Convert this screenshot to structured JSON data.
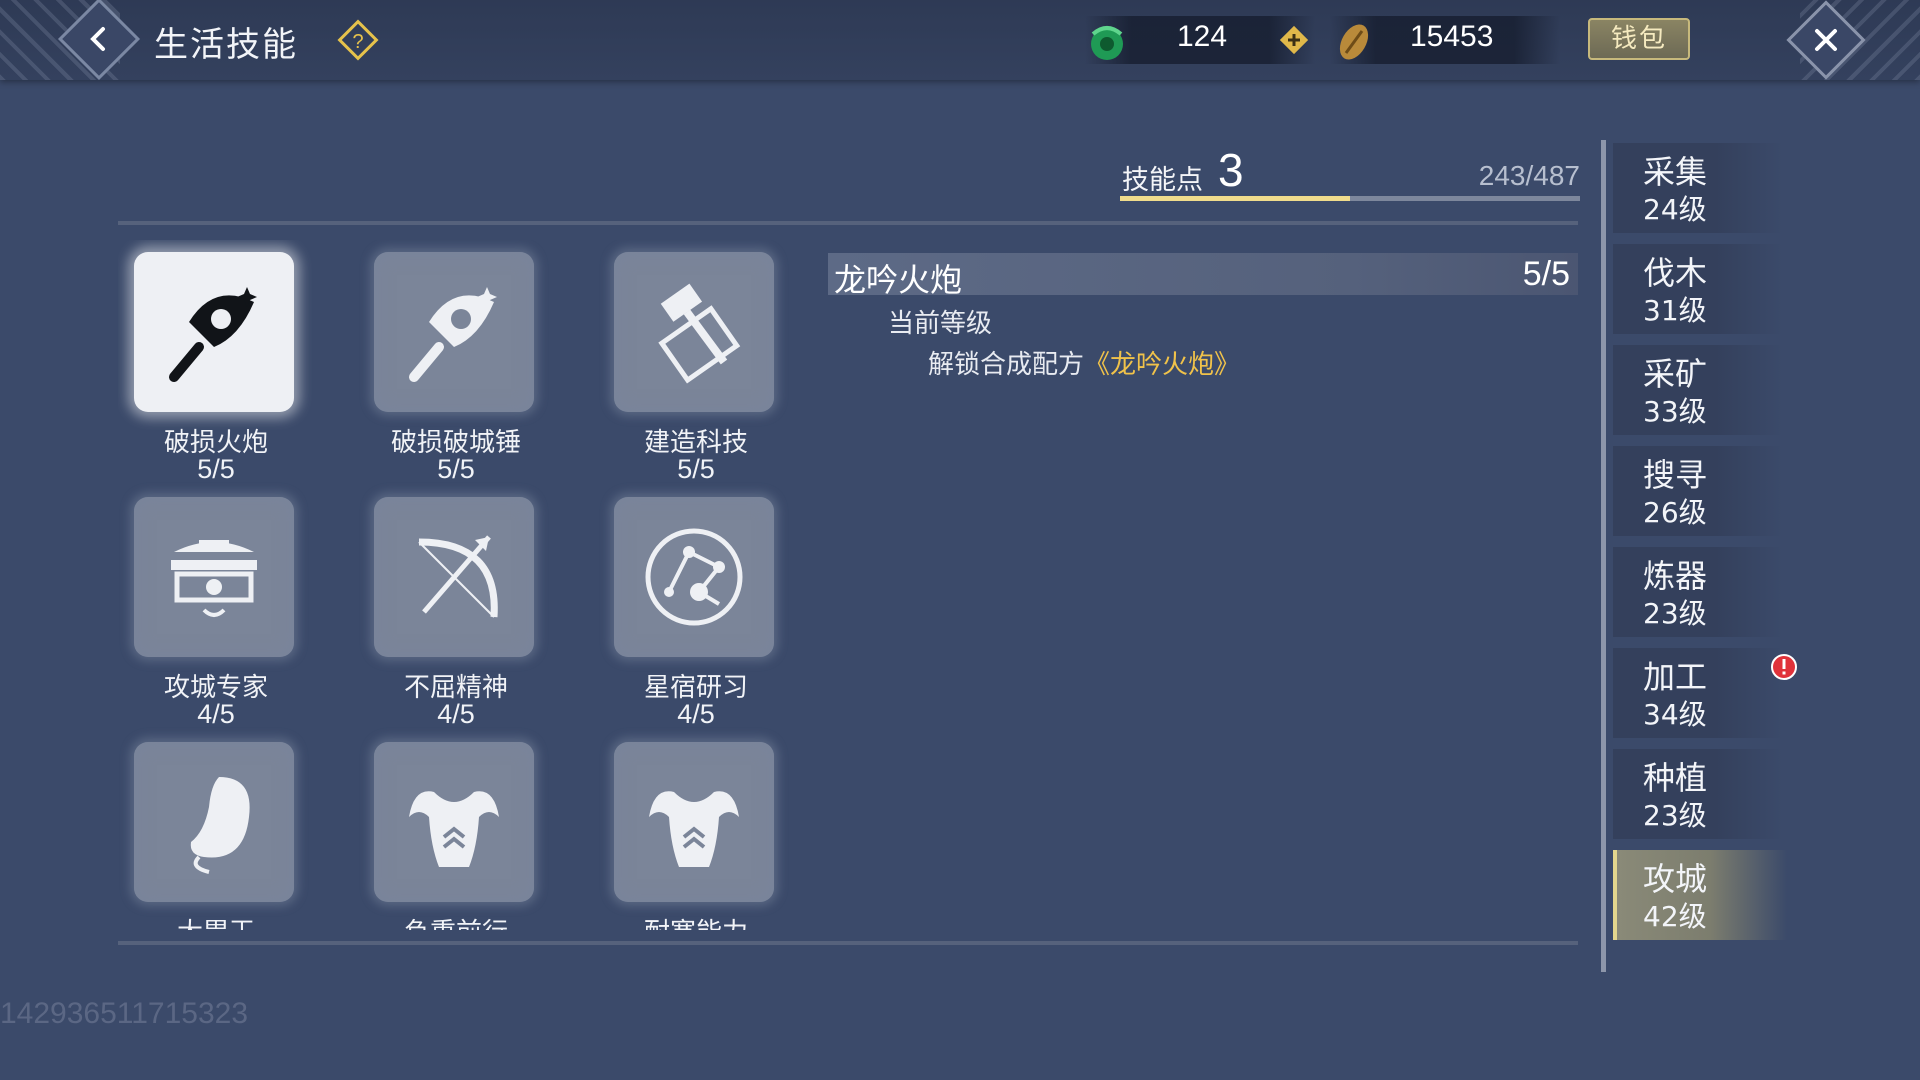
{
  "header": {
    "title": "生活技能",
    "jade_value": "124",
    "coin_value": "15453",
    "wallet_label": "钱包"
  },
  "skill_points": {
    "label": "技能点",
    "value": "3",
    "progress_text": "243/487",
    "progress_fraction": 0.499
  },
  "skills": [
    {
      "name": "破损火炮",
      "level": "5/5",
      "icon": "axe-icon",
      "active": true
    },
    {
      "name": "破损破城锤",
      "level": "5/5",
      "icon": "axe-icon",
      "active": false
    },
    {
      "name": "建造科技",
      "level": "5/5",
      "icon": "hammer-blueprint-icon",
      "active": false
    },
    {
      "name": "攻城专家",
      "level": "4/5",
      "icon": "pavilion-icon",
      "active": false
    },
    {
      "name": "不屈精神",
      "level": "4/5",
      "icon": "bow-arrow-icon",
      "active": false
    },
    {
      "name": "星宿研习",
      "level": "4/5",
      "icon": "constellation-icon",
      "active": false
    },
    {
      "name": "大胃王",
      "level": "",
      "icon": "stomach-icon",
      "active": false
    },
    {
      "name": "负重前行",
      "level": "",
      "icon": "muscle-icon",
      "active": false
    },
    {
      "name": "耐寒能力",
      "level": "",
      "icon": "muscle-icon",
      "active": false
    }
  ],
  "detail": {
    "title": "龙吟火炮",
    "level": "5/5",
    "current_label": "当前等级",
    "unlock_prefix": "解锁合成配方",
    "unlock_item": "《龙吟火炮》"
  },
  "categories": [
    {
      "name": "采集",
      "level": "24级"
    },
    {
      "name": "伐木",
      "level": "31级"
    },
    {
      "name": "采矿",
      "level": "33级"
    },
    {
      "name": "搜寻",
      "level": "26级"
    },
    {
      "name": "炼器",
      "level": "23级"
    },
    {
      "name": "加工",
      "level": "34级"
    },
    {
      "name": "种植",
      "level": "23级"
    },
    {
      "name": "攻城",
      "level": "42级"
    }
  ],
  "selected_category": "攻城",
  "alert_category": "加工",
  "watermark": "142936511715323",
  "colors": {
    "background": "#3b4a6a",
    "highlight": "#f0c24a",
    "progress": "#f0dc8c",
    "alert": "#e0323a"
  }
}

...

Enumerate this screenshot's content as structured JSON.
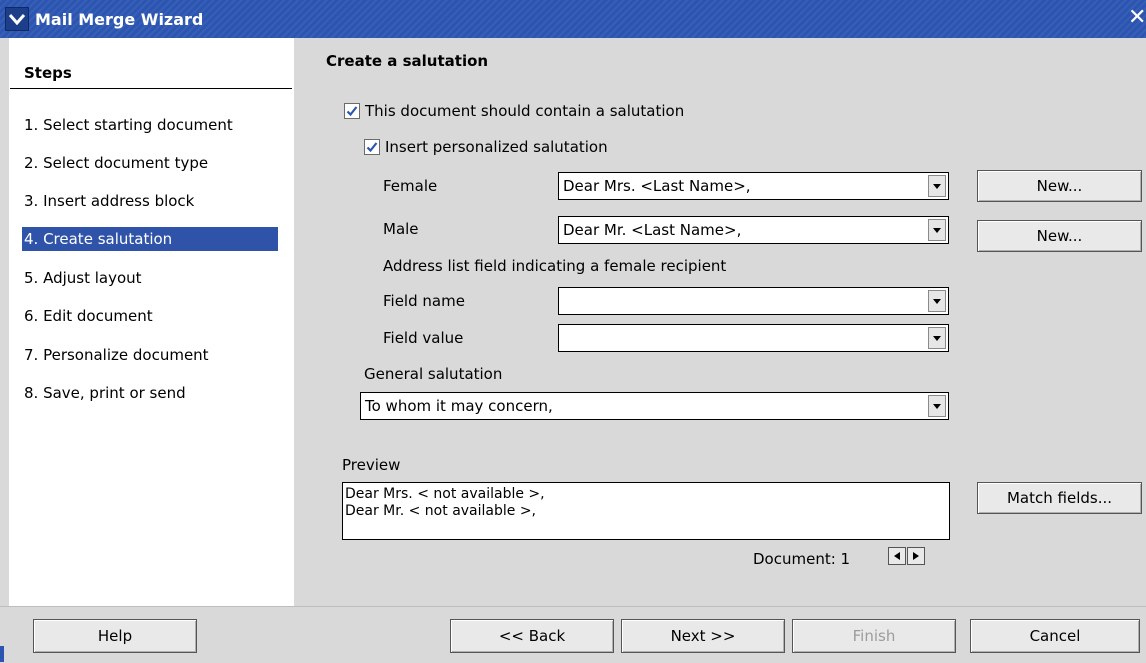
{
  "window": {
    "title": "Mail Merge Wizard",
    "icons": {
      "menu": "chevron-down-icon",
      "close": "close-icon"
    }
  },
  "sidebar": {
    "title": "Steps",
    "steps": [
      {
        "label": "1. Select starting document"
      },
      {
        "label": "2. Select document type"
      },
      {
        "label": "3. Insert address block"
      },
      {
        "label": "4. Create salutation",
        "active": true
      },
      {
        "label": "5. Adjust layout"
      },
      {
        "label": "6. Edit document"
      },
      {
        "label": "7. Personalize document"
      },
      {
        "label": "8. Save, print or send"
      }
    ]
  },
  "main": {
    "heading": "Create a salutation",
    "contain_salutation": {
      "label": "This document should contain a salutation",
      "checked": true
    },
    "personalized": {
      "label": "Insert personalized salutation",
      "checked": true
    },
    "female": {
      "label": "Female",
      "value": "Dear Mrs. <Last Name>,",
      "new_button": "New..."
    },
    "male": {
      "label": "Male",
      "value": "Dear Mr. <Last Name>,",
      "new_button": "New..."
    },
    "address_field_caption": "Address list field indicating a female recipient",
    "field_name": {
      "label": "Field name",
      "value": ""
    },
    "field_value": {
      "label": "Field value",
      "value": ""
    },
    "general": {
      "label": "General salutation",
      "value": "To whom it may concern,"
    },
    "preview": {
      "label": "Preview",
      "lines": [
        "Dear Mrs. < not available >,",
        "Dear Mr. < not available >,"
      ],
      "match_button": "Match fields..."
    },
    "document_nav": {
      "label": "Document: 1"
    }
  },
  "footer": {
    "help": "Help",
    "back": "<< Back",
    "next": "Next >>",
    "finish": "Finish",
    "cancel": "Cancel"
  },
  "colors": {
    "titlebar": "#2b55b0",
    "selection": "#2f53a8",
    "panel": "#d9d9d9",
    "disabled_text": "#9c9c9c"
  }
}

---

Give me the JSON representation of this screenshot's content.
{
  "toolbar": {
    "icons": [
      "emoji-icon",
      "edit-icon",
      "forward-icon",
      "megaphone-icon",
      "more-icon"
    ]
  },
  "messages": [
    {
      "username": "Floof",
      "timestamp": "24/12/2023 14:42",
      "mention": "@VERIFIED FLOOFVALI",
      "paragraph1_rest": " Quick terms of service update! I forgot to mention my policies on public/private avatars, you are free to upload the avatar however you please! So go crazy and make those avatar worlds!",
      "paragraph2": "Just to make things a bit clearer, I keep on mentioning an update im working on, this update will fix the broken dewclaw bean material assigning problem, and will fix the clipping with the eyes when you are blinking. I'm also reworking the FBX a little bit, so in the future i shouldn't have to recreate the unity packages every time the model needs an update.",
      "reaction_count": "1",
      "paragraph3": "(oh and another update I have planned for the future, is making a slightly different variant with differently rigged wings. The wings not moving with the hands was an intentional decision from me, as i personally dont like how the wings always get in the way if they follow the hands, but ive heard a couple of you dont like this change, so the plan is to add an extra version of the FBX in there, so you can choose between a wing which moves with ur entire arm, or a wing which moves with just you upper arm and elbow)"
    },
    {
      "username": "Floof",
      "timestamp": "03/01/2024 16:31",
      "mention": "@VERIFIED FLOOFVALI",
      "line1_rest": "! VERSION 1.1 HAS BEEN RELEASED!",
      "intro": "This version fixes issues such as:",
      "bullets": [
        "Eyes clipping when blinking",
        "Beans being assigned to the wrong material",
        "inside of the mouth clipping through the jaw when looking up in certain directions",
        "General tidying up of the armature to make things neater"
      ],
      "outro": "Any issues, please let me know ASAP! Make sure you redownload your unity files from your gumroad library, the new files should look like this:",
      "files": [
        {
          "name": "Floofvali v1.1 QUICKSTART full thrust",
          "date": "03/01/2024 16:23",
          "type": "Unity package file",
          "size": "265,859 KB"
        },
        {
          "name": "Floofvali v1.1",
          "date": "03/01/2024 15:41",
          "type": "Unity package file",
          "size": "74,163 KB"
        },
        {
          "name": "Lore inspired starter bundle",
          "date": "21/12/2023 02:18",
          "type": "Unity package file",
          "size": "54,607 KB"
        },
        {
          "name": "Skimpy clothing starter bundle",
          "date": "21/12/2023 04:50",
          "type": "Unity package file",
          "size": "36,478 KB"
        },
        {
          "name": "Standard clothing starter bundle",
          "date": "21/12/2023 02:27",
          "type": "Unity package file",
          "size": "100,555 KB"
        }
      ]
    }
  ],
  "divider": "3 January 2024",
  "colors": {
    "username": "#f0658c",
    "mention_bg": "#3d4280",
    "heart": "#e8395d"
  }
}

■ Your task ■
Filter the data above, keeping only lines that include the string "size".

■ Result for this exercise ■
          "size": "265,859 KB"
          "size": "74,163 KB"
          "size": "54,607 KB"
          "size": "36,478 KB"
          "size": "100,555 KB"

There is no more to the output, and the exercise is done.